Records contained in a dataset
----------------
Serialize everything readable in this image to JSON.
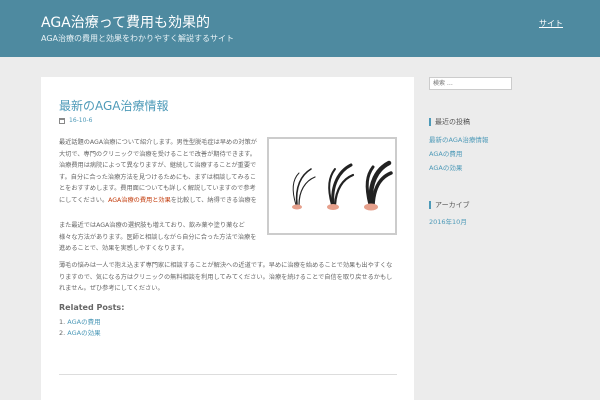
{
  "header": {
    "site_title": "AGA治療って費用も効果的",
    "site_description": "AGA治療の費用と効果をわかりやすく解説するサイト",
    "menu_link": "サイト"
  },
  "post": {
    "title": "最新のAGA治療情報",
    "date": "16-10-6",
    "paragraph1_a": "最近話題のAGA治療について紹介します。男性型脱毛症は早めの対策が大切で、専門のクリニックで治療を受けることで改善が期待できます。治療費用は病院によって異なりますが、継続して治療することが重要です。自分に合った治療方法を見つけるためにも、まずは相談してみることをおすすめします。費用面についても詳しく解説していますので参考にしてください。",
    "paragraph1_highlight": "AGA治療の費用と効果",
    "paragraph1_b": "を比較して、納得できる治療を選ぶことが大切です。無料カウンセリングを活用しましょう。",
    "paragraph2": "また最近ではAGA治療の選択肢も増えており、飲み薬や塗り薬など様々な方法があります。医師と相談しながら自分に合った方法で治療を進めることで、効果を実感しやすくなります。",
    "paragraph3": "薄毛の悩みは一人で抱え込まず専門家に相談することが解決への近道です。早めに治療を始めることで効果も出やすくなりますので、気になる方はクリニックの無料相談を利用してみてください。治療を続けることで自信を取り戻せるかもしれません。ぜひ参考にしてください。",
    "related_heading": "Related Posts:",
    "related": [
      {
        "num": "1.",
        "label": "AGAの費用"
      },
      {
        "num": "2.",
        "label": "AGAの効果"
      }
    ],
    "image_alt": "hair growth illustration"
  },
  "sidebar": {
    "search_placeholder": "検索 …",
    "recent_title": "最近の投稿",
    "recent_items": [
      "最新のAGA治療情報",
      "AGAの費用",
      "AGAの効果"
    ],
    "archive_title": "アーカイブ",
    "archive_items": [
      "2016年10月"
    ]
  },
  "colors": {
    "header_bg": "#4e8aa0",
    "link": "#4e9ab8",
    "highlight": "#c23a0a"
  }
}
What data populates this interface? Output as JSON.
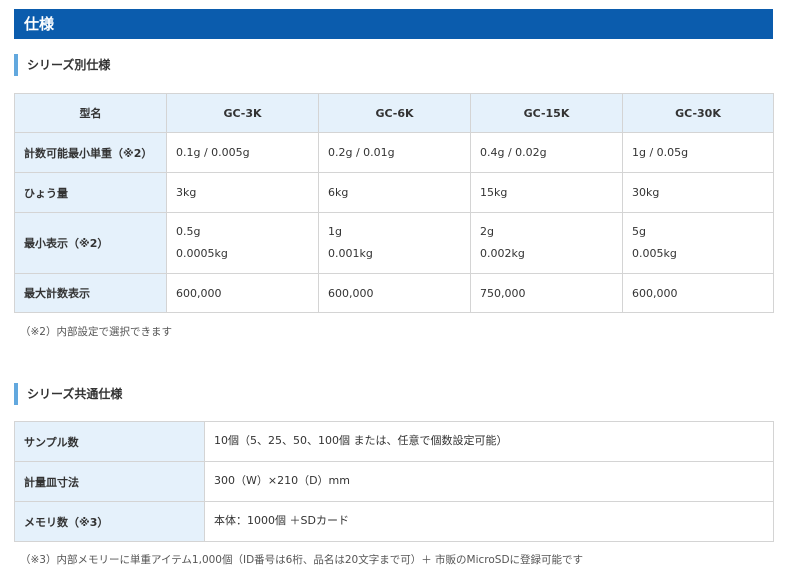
{
  "page_title": "仕様",
  "series_section": {
    "heading": "シリーズ別仕様",
    "header": [
      "型名",
      "GC-3K",
      "GC-6K",
      "GC-15K",
      "GC-30K"
    ],
    "rows": [
      {
        "label": "計数可能最小単重（※2）",
        "cells": [
          [
            "0.1g / 0.005g"
          ],
          [
            "0.2g / 0.01g"
          ],
          [
            "0.4g / 0.02g"
          ],
          [
            "1g / 0.05g"
          ]
        ]
      },
      {
        "label": "ひょう量",
        "cells": [
          [
            "3kg"
          ],
          [
            "6kg"
          ],
          [
            "15kg"
          ],
          [
            "30kg"
          ]
        ]
      },
      {
        "label": "最小表示（※2）",
        "cells": [
          [
            "0.5g",
            "0.0005kg"
          ],
          [
            "1g",
            "0.001kg"
          ],
          [
            "2g",
            "0.002kg"
          ],
          [
            "5g",
            "0.005kg"
          ]
        ]
      },
      {
        "label": "最大計数表示",
        "cells": [
          [
            "600,000"
          ],
          [
            "600,000"
          ],
          [
            "750,000"
          ],
          [
            "600,000"
          ]
        ]
      }
    ],
    "note": "（※2）内部設定で選択できます"
  },
  "common_section": {
    "heading": "シリーズ共通仕様",
    "rows": [
      {
        "label": "サンプル数",
        "value": "10個（5、25、50、100個 または、任意で個数設定可能）"
      },
      {
        "label": "計量皿寸法",
        "value": "300（W）×210（D）mm"
      },
      {
        "label": "メモリ数（※3）",
        "value": "本体：1000個 ＋SDカード"
      }
    ],
    "note": "（※3）内部メモリーに単重アイテム1,000個（ID番号は6桁、品名は20文字まで可）＋ 市販のMicroSDに登録可能です"
  }
}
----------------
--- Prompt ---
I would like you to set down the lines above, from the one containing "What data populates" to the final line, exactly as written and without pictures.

--- Written solution ---
What data populates this interface? Output as JSON.
{
  "page_title": "仕様",
  "series_section": {
    "heading": "シリーズ別仕様",
    "header": [
      "型名",
      "GC-3K",
      "GC-6K",
      "GC-15K",
      "GC-30K"
    ],
    "rows": [
      {
        "label": "計数可能最小単重（※2）",
        "cells": [
          [
            "0.1g / 0.005g"
          ],
          [
            "0.2g / 0.01g"
          ],
          [
            "0.4g / 0.02g"
          ],
          [
            "1g / 0.05g"
          ]
        ]
      },
      {
        "label": "ひょう量",
        "cells": [
          [
            "3kg"
          ],
          [
            "6kg"
          ],
          [
            "15kg"
          ],
          [
            "30kg"
          ]
        ]
      },
      {
        "label": "最小表示（※2）",
        "cells": [
          [
            "0.5g",
            "0.0005kg"
          ],
          [
            "1g",
            "0.001kg"
          ],
          [
            "2g",
            "0.002kg"
          ],
          [
            "5g",
            "0.005kg"
          ]
        ]
      },
      {
        "label": "最大計数表示",
        "cells": [
          [
            "600,000"
          ],
          [
            "600,000"
          ],
          [
            "750,000"
          ],
          [
            "600,000"
          ]
        ]
      }
    ],
    "note": "（※2）内部設定で選択できます"
  },
  "common_section": {
    "heading": "シリーズ共通仕様",
    "rows": [
      {
        "label": "サンプル数",
        "value": "10個（5、25、50、100個 または、任意で個数設定可能）"
      },
      {
        "label": "計量皿寸法",
        "value": "300（W）×210（D）mm"
      },
      {
        "label": "メモリ数（※3）",
        "value": "本体：1000個 ＋SDカード"
      }
    ],
    "note": "（※3）内部メモリーに単重アイテム1,000個（ID番号は6桁、品名は20文字まで可）＋ 市販のMicroSDに登録可能です"
  }
}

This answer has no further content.